FRANKFURT: After raising interest rates for the first time in over a decade at their last meeting, European Central Bank (ECB) policymakers are poised to deliver another record hike on Thursday in a show of determination to tame soaring inflation.
Steep increases in energy prices in the wake of Russia's invasion of Ukraine on February 24 have heaped pressure on households and sent the pace of consumer price rises to new highs.
Eurozone inflation hit 9.1 percent in August, a record in the history of the single currency and well above the ECB's 2-percent rate target.
The "only question" for the central bank's meeting was "whether it would be a 50- or 75-basis-point hike," said Carsten Brzeski, head of macro at the ING bank.
Speaking at the annual symposium of central bankers and finance chiefs at Jackson Hole, Wyoming at the end of August, ECB board member Isabel Schnabel said her bank needed to show "determination" to tame price rises.
delivered to your inbox

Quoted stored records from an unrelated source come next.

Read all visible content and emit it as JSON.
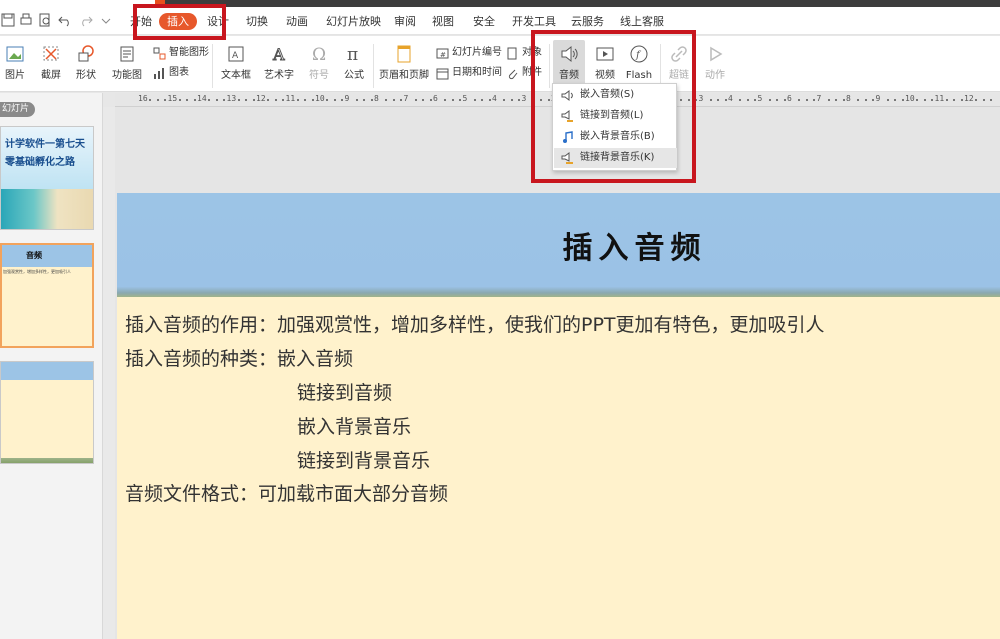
{
  "ribbon_tabs": [
    "开始",
    "插入",
    "设计",
    "切换",
    "动画",
    "幻灯片放映",
    "审阅",
    "视图",
    "安全",
    "开发工具",
    "云服务",
    "线上客服"
  ],
  "active_tab": "插入",
  "ribbon": {
    "picture": "图片",
    "screenshot": "截屏",
    "shape": "形状",
    "function_chart": "功能图",
    "smart_shape": "智能图形",
    "chart": "图表",
    "textbox": "文本框",
    "art_text": "艺术字",
    "symbol": "符号",
    "formula": "公式",
    "header_footer": "页眉和页脚",
    "slide_number": "幻灯片编号",
    "object": "对象",
    "date_time": "日期和时间",
    "attachment": "附件",
    "audio": "音频",
    "video": "视频",
    "flash": "Flash",
    "hyperlink": "超链",
    "action": "动作"
  },
  "audio_menu": [
    "嵌入音频(S)",
    "链接到音频(L)",
    "嵌入背景音乐(B)",
    "链接背景音乐(K)"
  ],
  "left_panel": {
    "label": "幻灯片",
    "thumb1_line1": "计学软件一第七天",
    "thumb1_line2": "零基础孵化之路",
    "thumb2_title": "音频",
    "thumb2_text": "加强观赏性，增加多样性，更加吸引人"
  },
  "ruler_numbers": [
    "16",
    "15",
    "14",
    "13",
    "12",
    "11",
    "10",
    "9",
    "8",
    "7",
    "6",
    "5",
    "4",
    "3",
    "2",
    "1",
    "0",
    "1",
    "2",
    "3",
    "4",
    "5",
    "6",
    "7",
    "8",
    "9",
    "10",
    "11",
    "12",
    "13",
    "14",
    "15",
    "16"
  ],
  "slide": {
    "title": "插入音频",
    "line1": "插入音频的作用：加强观赏性，增加多样性，使我们的PPT更加有特色，更加吸引人",
    "line2": "插入音频的种类：嵌入音频",
    "line3": "链接到音频",
    "line4": "嵌入背景音乐",
    "line5": "链接到背景音乐",
    "line6": "音频文件格式：可加载市面大部分音频"
  },
  "colors": {
    "accent": "#e7582b",
    "annotation_red": "#c8161e",
    "slide_header": "#9cc4e6",
    "slide_body": "#fff2cc"
  }
}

Under this approach, the ECB would respond "more forcefully to the current bout of inflation, even at the risk of lower growth and higher unemployment," she said.
The ECB's 25-member governing council surprised with a 50-basis-point hike at its last meeting in July, bringing an end to eight years of negative interest rates in one fell swoop.
In her speech at Jackson Hole, Schnabel stressed the need for the people to "trust" that the ECB would restore their purchasing power.
The Frankfurt, Germany-based institution is already playing catch up with its American and British counterparts that started raising rates harder and faster in response to inflation.
So-called forward guidance issued by the ECB, which limited its scope for action, has been ditched. Policymakers would now take their decisions "meeting by meeting," the ECB President Christine Lagarde announced in July.
With that, the door has been opened for the central bank to follow in the footsteps of the Federal Reserve and raise rates by 75 basis points.
Following August's red-hot inflation numbers, the influential head of Germany's central bank, Joachim Nagel, said the ECB needed a "strong rise in interest rates in September."
"Further interest rate steps are to be expected in the following months," the Bundesbank president predicted.
But ECB chief economist Philip Lane has counselled colleagues to follow a "steady pace" of interest rate increases.
Hiking at a rate that was "neither too slow nor too fast" was important due to the "high uncertainty" around the economy and the future path of inflation.
Alongside its policy decisions, the ECB will also share an updated set of economic forecasts for the eurozone.
In its last estimates, published in June, the ECB expected inflation to sit at 6.8 percent in 2022 before falling to 3.5 percent next year, while growth would slow from 2.8 percent this year to 2.1 percent in 2023.